BEGIN
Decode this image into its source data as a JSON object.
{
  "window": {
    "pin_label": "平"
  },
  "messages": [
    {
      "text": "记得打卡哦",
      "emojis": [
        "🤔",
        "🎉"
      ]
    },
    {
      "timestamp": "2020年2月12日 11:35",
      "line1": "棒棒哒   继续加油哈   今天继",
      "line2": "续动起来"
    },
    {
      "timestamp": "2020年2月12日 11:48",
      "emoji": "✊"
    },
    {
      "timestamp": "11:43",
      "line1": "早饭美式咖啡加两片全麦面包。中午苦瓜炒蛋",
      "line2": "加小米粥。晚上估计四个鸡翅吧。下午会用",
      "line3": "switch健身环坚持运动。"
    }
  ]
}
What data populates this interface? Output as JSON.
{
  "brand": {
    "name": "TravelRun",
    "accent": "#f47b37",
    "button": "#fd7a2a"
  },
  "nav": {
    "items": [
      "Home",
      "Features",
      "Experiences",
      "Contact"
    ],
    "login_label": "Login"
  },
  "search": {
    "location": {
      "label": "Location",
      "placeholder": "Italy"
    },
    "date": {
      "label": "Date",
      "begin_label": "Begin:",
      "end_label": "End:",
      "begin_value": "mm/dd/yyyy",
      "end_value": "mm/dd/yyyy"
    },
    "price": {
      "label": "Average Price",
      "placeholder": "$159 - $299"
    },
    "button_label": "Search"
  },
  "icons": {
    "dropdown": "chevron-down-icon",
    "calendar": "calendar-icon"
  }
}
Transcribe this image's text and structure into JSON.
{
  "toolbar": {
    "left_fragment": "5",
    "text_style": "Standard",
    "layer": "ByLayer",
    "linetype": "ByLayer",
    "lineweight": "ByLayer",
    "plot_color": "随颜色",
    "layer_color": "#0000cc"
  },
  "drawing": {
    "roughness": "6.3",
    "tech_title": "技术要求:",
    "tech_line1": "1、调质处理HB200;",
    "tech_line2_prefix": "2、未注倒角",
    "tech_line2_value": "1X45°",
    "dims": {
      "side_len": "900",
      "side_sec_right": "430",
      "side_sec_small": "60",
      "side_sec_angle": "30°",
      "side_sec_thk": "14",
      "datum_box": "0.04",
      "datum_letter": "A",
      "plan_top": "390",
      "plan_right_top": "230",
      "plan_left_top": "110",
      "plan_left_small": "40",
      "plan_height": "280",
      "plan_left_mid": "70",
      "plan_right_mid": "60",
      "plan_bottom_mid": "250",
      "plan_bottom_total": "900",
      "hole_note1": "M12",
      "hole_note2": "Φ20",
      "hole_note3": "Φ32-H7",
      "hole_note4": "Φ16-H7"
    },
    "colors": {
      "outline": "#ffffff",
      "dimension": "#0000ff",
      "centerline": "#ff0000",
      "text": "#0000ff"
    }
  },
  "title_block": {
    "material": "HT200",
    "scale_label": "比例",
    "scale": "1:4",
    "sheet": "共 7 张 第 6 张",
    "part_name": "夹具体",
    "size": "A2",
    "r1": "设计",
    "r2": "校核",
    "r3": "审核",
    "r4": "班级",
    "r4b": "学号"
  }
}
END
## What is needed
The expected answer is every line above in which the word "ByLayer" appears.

## Response
    "layer": "ByLayer",
    "linetype": "ByLayer",
    "lineweight": "ByLayer",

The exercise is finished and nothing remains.